### Work required
Collect every line in the records below that contains the word "JSON".

### Supplied data
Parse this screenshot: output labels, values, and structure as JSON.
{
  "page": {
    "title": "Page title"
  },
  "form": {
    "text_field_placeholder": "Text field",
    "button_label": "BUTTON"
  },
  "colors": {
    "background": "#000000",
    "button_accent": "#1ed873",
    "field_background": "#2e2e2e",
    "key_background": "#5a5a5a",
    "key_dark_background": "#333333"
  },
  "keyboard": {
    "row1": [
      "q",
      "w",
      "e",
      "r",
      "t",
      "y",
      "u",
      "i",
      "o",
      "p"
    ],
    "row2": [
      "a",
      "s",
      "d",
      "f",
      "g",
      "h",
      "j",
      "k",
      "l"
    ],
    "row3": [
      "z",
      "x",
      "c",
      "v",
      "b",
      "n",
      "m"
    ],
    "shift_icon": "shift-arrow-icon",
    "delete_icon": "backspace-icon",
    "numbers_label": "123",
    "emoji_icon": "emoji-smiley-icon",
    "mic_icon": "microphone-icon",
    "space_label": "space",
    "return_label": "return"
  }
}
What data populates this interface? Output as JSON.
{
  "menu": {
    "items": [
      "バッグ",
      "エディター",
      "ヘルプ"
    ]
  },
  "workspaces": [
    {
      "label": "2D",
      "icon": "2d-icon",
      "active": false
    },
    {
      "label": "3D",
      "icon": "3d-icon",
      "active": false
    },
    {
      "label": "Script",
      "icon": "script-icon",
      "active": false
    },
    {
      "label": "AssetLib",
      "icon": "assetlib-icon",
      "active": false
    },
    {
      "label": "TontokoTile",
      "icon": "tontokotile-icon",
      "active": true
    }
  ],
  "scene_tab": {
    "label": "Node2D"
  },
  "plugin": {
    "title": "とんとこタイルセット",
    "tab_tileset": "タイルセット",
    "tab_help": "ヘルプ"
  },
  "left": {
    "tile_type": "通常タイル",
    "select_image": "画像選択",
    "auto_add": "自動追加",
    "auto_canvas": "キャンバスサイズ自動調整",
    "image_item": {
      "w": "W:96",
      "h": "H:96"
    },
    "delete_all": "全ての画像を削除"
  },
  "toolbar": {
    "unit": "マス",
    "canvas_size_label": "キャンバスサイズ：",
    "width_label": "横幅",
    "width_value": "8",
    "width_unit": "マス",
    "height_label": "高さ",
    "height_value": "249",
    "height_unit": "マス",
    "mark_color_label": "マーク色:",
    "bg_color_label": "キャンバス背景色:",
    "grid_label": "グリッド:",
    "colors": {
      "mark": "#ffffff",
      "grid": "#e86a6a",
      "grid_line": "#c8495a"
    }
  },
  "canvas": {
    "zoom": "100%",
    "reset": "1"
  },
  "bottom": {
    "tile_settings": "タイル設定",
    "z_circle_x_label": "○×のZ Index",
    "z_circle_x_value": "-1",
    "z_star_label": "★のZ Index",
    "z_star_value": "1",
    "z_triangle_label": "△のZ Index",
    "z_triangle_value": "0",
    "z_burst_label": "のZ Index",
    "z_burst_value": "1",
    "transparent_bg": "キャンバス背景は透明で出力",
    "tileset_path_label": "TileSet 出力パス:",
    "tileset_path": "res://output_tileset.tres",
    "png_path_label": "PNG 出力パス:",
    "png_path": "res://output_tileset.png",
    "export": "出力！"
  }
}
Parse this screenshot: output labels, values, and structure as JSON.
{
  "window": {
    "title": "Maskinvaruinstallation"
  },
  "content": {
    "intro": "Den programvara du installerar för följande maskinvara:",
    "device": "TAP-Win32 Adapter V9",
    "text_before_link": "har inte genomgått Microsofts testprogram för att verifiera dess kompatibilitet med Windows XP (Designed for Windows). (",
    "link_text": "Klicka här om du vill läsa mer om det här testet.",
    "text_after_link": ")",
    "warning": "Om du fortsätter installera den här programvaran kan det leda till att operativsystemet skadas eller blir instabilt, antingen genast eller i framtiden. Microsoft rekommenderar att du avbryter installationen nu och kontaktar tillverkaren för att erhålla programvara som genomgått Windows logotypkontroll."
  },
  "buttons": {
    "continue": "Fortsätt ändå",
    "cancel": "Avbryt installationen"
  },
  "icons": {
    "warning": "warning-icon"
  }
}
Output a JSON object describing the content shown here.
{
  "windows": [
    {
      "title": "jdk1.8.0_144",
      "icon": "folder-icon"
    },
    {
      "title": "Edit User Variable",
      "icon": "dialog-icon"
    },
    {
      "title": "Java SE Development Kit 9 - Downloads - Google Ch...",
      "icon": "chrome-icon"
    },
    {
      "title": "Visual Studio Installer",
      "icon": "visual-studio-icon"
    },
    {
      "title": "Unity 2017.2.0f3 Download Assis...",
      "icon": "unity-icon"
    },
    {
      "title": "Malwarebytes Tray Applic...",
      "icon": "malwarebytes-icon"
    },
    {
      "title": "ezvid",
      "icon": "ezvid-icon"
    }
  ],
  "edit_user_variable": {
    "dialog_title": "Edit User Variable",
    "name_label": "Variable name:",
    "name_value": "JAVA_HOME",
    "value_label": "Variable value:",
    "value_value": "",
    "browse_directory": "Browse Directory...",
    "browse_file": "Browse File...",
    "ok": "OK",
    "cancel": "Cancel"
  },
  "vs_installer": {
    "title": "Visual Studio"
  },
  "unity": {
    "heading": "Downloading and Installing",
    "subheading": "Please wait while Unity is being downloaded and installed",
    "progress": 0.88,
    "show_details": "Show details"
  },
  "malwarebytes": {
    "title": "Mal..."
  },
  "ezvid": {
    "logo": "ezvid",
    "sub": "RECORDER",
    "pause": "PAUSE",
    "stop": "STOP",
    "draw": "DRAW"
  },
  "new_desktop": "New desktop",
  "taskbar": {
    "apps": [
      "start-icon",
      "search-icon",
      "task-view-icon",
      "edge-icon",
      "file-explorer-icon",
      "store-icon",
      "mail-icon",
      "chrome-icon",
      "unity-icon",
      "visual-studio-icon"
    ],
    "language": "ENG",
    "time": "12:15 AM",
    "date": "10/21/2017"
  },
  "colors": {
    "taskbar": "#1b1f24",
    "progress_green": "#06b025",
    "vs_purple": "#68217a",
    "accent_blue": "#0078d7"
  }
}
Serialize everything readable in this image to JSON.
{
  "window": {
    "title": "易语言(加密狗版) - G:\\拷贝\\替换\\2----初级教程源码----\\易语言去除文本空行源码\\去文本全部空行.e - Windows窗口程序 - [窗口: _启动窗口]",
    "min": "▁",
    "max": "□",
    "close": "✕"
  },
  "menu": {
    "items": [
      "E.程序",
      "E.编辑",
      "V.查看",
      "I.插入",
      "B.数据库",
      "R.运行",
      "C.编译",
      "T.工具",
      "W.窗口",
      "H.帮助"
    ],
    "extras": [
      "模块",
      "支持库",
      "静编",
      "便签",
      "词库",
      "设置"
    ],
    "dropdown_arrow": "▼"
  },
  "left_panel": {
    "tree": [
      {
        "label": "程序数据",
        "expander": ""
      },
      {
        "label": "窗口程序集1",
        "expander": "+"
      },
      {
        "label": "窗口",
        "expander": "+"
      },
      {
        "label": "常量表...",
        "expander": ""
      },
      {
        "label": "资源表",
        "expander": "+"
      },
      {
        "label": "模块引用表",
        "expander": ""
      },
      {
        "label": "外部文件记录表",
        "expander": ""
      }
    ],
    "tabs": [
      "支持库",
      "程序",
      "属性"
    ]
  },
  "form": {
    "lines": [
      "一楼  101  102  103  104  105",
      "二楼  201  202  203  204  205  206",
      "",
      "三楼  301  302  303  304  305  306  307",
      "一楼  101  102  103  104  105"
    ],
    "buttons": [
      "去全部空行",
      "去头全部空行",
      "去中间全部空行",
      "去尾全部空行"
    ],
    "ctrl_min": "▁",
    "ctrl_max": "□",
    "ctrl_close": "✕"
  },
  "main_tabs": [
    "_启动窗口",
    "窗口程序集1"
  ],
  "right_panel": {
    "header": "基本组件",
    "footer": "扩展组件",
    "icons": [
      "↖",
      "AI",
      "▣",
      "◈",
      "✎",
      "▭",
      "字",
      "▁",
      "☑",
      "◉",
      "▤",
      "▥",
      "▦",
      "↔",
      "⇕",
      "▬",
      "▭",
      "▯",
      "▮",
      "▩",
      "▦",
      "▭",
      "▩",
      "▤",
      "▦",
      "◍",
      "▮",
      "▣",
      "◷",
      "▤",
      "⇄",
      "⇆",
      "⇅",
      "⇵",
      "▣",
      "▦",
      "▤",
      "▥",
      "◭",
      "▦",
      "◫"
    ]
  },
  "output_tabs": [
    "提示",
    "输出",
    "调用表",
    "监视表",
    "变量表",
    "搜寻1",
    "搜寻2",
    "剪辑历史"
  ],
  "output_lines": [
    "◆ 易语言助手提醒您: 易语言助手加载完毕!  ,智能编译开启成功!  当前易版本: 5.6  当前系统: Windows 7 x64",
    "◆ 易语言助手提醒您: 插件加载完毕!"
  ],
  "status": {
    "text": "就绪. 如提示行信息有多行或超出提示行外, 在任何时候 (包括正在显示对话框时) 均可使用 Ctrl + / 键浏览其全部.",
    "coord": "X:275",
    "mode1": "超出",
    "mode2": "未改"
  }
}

### Answer area
Parse this screenshot: output labels, values, and structure as JSON.
What data populates this interface? Output as JSON.
Parse this screenshot: output labels, values, and structure as JSON.
Output a JSON object describing the content shown here.
Serialize everything readable in this image to JSON.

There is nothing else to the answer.